You could hire a private lactation consultant to come to your home and assess the situation and set you up with a plan. I found that once I got an LC I just listened to her and nobody else, this made things a lot easier on me because I didn't need to worry about conflicting advice etc.
Your experience is great but each baby is different (like every person on the planet is an individual!) so feeding your DS will be different to feeding your DD, so don't be hard on yourself.
There is a pinned thread in this breastfeeding forum on finding an LC. Also if you call the ABA (1800 MUM 2 MUM) they can refer you.
It is a pretty common experience, I fed almost exclusively with EBM for the first couple of weeks while we got attachment/sucking right.
Oh just another thought - if you are topping up with EBM, have you got a decent pump? Hiring a good electric pump saves your wrist and is quicker and more efficient, which when you have a newborn means a lot! The ABA hires them out, as do many chemists.
All the best.
Thank you, this post is lovely. It was a difficult night last night and I was feeling really down on myself, DH said something that resounded with me when I was whining about having BF for a year and still not knowing what i was doing - He said 'Yes but you haven't breastfed this
baby for a year!' So true.
I have a First Years electric pump this time which I bought when I was pregnant thinking I'd probably never use it - so glad I did now! It's great (and fast!), much better than the manual one I used last time.
QUOTE (Winterdanceparty @ 05/04/2012, 03:07 PM)
What Tesseract said is very good advice. Lactation consultants are the people you want to take notice of, as they have done extensive training on breastfeeding, whereas some doctors and MCHN's and midwives, haven't gone to extra training and only have a small portal of information. Don't give your baby formula, if you want to exclusively breastfeed, as you will muck up the lovely gut flora that breastmilk gives to babies and I would be putting your baby to the breast as much as you can, as your baby needs to establish your supply and pumping doesn't get as much out as the baby can, so sometimes pumping (which isn't always needed) can deplete your supply, as bottles have shown to do if your baby gets a liking to the bottle. A syringe is a great idea, because babies like to have "flow" and get very disinterested if it is not there. Could you try your little finger to get him to suck and then pop him on the breast and taking your breast into your hand and gently squeezing towards the nipple will send more milk to where he wants it.
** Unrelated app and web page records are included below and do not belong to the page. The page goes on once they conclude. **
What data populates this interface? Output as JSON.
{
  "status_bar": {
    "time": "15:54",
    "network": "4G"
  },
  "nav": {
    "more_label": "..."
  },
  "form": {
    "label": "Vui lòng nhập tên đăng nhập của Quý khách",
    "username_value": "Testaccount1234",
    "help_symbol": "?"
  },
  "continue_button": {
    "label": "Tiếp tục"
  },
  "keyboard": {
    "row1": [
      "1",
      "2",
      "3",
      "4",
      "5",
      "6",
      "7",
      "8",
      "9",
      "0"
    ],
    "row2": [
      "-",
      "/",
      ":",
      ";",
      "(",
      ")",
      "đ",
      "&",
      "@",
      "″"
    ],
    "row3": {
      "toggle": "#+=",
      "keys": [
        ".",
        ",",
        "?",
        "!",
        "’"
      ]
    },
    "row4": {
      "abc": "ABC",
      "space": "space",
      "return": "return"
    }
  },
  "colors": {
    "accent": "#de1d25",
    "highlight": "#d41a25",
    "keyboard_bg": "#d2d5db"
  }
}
Thank you, I will try this! We're not anywhere near formula at this stage, I'd have to be desperate and it was one of those things where I knew the doc would suggest it and just adopted my 'smile and agree' face!
QUOTE (Alina0210 @ 05/04/2012, 03:16 PM)
I'd say go and visit a chiropractor, your little ones neck might be out and sucking and being in the feeding position might hurt....
I never even thought of this... will be something to think about if it proves not to be a BF issue, thanks.
QUOTE (TwiceTheWoman @ 05/04/2012, 03:28 PM)
Your one and only port of call for your circumstances - a Lactation Consultant
They know and understand ALL the things that can go wrong with breastfeeding and how best to remedy it.
Google should be able to find one close by for you.
QUOTE (soontobegran @ 05/04/2012, 06:52 PM)
If you have previously successfully breast fed it is more likely to be an attachment issue perhaps causing problems with let down and flow.
Do they have a breast feeding clinic run by LC at the hospital you delivered in? It might be worth enquiring.
The LC is definitely a go-er, don't know why I didn't think of it before
Thanks again for all the advice, I feel much more confident that we are heading in the right direction and will be thinking chubby thoughts before our weigh in next week!
This post has been edited by *Relish*: 05/04/2012, 10:17 PM